time to exercise can be a hassle, especially for working adults with family commitments
or financial constraints. To diminish the hurdles to a good workout, a group of
Ball State students participated in an immersive learning experience in fall
2013 to create a community-based nutrition, exercise, and child care program for
Muncie residents. Their first effort: introducing them to the Latin-inspired, dance fitness program known as Zumba.
students' Zumba class met at Muncie's Buley Community Center. Twice each week
for an hour, upwards of 20 to 30 local women and men sweated it out with the
students in the free program. After exercising, the participants ate a free,
healthy meal carefully planned and prepared by dietetic majors.
success of the pilot Zumba class has been encouraging to project director Shannon
Powers, an instructor in the School of Physical Education, Sport, and
"The fact that the program was absolutely free
guaranteed its success,"
she says. "There is a paucity
of physical activity programs in Delaware County. If Muncie and Ball State
could partner on a master plan for the city in 10 years, it should include physical
activity programs to draw more people to the area. I am impressed with the
Whitely neighborhood and its residents’ desire to be physically active."
the project, Powers worked in 2013 to secure a $2,000 grant from the IndianaAlliance for Health, Physical Education, Recreation, and Dance. Funding allowed for eight local
participants to get certified as Zumba Basic 1 instructors. In return, those
instructors can now sustain the Zumba class at the Buley Center and other possible
locations in Muncie.
says, “They can use their Zumba instructor certification to spread their
passion for a healthy and physically active lifestyle. I’m hoping it has a
ripple effect in the community.”
students like Emily Rapoza, teaching Zumba at the Buley Center has given back more
to her than she expected.
immersive learning project has created an environment that allows me to do what
I love, which is teaching Zumba, as well as become involved with other students
at Ball State and members of the Muncie community.”
teaching Zumba at Buley, Rapoza saw firsthand how the course made an impact on
the Muncie community.
woman had been wanting to get certified and was thrilled to know that we would
be able to give her the means to become a Zumba instructor,” Rapoza says.
“Knowing that I was part of a project that could make someone’s dream a reality
is an incredible feeling.”
in the interdisciplinary project, which included dietetics, history, health
science, and elementary education majors, presented nutritious meals with healthy
alternatives to typical ingredients.
“The students made some
delicious entrées as part of the program,” Powers says. “The participants loved
the cookbook.

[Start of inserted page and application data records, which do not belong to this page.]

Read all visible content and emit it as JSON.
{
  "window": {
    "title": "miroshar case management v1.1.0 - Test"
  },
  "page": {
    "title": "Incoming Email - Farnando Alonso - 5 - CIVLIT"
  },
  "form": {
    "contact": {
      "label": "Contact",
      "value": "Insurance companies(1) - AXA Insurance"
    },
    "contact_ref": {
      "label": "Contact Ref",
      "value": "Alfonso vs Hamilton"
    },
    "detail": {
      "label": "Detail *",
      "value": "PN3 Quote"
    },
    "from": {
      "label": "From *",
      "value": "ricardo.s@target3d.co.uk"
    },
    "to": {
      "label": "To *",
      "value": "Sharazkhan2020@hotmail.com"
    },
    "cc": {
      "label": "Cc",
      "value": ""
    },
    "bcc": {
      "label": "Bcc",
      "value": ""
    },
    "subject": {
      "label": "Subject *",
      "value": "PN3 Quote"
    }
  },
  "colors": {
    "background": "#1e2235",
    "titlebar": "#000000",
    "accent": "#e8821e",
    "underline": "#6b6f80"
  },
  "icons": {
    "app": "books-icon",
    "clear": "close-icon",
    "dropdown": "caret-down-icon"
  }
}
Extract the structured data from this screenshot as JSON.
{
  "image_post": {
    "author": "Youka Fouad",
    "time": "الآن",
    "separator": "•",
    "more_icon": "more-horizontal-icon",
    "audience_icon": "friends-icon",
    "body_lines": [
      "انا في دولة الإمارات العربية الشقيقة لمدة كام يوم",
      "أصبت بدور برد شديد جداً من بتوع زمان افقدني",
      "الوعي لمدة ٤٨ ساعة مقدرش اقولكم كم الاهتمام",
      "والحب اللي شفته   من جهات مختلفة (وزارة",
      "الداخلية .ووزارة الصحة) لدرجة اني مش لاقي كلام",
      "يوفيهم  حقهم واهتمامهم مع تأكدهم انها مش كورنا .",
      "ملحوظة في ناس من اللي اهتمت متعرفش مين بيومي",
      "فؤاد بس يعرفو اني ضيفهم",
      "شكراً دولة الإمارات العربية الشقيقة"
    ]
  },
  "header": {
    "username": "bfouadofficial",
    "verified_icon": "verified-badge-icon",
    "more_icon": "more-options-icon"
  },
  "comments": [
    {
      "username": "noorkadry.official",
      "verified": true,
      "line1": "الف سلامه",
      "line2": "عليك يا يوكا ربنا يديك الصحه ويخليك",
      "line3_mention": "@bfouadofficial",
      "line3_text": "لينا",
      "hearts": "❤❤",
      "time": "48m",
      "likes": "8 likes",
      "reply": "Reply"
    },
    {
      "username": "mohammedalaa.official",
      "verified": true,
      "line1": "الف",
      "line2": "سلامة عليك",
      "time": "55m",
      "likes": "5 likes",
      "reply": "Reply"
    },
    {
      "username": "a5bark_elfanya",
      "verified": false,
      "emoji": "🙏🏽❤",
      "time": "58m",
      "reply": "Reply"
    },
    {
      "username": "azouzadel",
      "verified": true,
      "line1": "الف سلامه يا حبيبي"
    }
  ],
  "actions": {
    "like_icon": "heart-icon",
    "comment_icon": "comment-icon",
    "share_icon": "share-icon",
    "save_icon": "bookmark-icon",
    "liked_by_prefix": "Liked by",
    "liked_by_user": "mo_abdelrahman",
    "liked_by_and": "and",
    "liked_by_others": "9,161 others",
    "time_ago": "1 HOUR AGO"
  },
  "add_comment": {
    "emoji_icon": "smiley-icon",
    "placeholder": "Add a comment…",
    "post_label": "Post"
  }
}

I hope the cookbook will be beneficial to those of the general
public. We’re hoping the program creates a self-sustaining healthy lifestyle